for Bob Dylan at the Pantages Theater c.1995.
According to Gene Aguilera, a friend of his by the name of Lydia
Montano knew the bass player of the Fabulous Thunderbirds who
knew the music director of Bob Dylan's band. Gene was
tipped off by Lydia that Bob Dylan might come into the Palomino
Club where The Blazers were playing that night. He did
indeed appear at the club and sat at the bar. According to
Ruben Guaderrama, after The Blazers set he walked up to Dylan
and said "hello Mr. Dylan." Dylan turned to Ruben and said
"Man I dug your set. You kinda remind me of Los Lobos."
Dylan then asked Ruben if they'd like to open for him at the
Pantages. The night of the Pantages show happened to be
Dylan's birthday. George Harrison and Ringo Starr showed up and were backstage. It was a pretty
heady night for Ruben and The Blazers to be in the company of
such luminaries as Bob Dylan and two former Beatles.
Another fond memory for Ruben was a time The Blazers played at a
festival in New Hampshire, which took place out in the woods.
Doug Sahm, who was on the bill, and Emmylou Harris, who had
performed another day at the festival, were dancing up a storm
together as The Blazers were jamming on some cumbias.
According to Ruben, The Blazers toured Europe once or twice a
year for about 10 years, playing in Norway, Italy, Spain,
Germany, Austria, France, England, Belgium, and Holland, which
was their home base for a while. They also toured the U.S.
extensively putting 425,000 miles on the second Blazers van
alone. He didn't say how many miles were put on the first
one. On their tours they would sometimes play sixteen out
of seventeen days. They've shared the bill with artists as
diverse as the aforementioned Bob Dylan, Alvin Lee, The Blasters, Los Lobos, The Fabulous
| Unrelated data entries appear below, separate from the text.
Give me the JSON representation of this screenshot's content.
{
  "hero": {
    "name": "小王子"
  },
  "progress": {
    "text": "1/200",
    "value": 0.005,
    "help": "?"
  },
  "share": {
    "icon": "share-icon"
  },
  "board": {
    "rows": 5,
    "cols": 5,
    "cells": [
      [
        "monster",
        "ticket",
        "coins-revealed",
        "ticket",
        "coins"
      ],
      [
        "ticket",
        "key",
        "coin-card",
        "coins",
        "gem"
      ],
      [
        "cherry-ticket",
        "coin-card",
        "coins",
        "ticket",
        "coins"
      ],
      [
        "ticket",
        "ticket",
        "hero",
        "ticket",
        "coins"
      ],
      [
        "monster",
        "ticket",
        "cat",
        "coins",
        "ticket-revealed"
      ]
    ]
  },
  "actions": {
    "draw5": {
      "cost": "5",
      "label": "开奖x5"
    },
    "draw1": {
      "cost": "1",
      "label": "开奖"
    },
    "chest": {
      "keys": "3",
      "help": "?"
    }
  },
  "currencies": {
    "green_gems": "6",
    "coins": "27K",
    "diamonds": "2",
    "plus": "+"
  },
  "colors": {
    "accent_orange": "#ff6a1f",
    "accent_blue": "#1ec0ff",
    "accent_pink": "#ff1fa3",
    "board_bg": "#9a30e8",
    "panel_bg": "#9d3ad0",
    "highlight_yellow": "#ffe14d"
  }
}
Thunderbirds, Booker T., Doug Sahm Band, and the Texas Tornados.
In 2002, The Blazers signed with Pete Anderson's
Little Dog Records. By this time The Blazers were Ruben
and Manny and various sidemen and guest artists. Their
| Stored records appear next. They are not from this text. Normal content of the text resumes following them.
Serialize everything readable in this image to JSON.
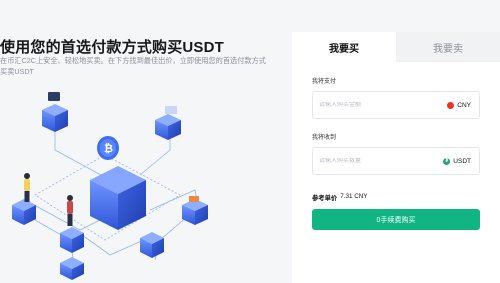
{
  "hero": {
    "title": "使用您的首选付款方式购买USDT",
    "subtitle": "在币汇C2C上安全、轻松地买卖。在下方找到最佳出价，立即使用您的首选付款方式买卖USDT"
  },
  "trade_card": {
    "tabs": [
      {
        "label": "我要买",
        "active": true
      },
      {
        "label": "我要卖",
        "active": false
      }
    ],
    "pay": {
      "label": "我将支付",
      "placeholder": "请输入购买金额",
      "value": "",
      "currency": "CNY",
      "currency_icon": "cny-flag-icon"
    },
    "receive": {
      "label": "我将收到",
      "placeholder": "请输入购买数量",
      "value": "",
      "currency": "USDT",
      "currency_icon": "tether-icon"
    },
    "reference_price": {
      "label": "参考单价",
      "value": "7.31 CNY"
    },
    "buy_button": "0手续费购买"
  },
  "colors": {
    "accent": "#10b582",
    "cny_red": "#e1352e",
    "usdt_green": "#26a17b",
    "iso_blue": "#4a78f0"
  }
}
first CD for Little Dog was "17 Jewels," which was released in
January 1, 2003. This collection includes their cover of
the low rider classic "Leavin' It All Up To You."
My favorite cut on the album is The Blazers' version of The
Beatles' "I Don't Want To Spoil The Party," which works
perfectly in a Tex Mex-style polka. Additional musicians
on "17 Jewels": Mike Molina (drums),
Jesus Cuevas (button accordion, vocals), Jim E. Christie
(drums), Bob Gluab (bass), Skip Edwards (keyboards, accordion),
Pete Anderson (percussion, bass, casio), Lee Thornburg
(trumpet), and Roberto Gaytan (background vocals). After "17 Jewels," Manny left the band due to some health
issues. In 2008, Ruben went ahead and recorded a second
album on Little Dog called "Dreaming a Dream."
Although this album is credited to The Blazers, it's more like a
solo album by Ruben Guaderrama. Additional musicians on
this collection: Patrick Kahl (vocals, button accordion,
bass), Michael Murphy
(keyboards), Armando Goss (drums), Bob "Boo" Berstein (pedal
steel), and Pete Anderson (percussion). Little Dog's website says of this record "the Blazers
clearly demonstrate the breadth of their musical range from
searing blues to funky R&B grooves to up-tempo conjunto raves."
Guaderrama still does Blazer shows and teaches music at the
Fender Center for the Performing Arts in Corona, California. Manny Gonzales
currently has his own band called the Big Manny Band and
occasionally plays with The Blazers. Happily, all six Blazers albums are still
available. You can buy them at many sites on line
including amazon.com, which you can access from the links below.
is based on an audio taped telephone interview by Mark Guerrero
with Ruben Guaderrama, Manny Gonzales, and Gene Aguilera in
August of 2009.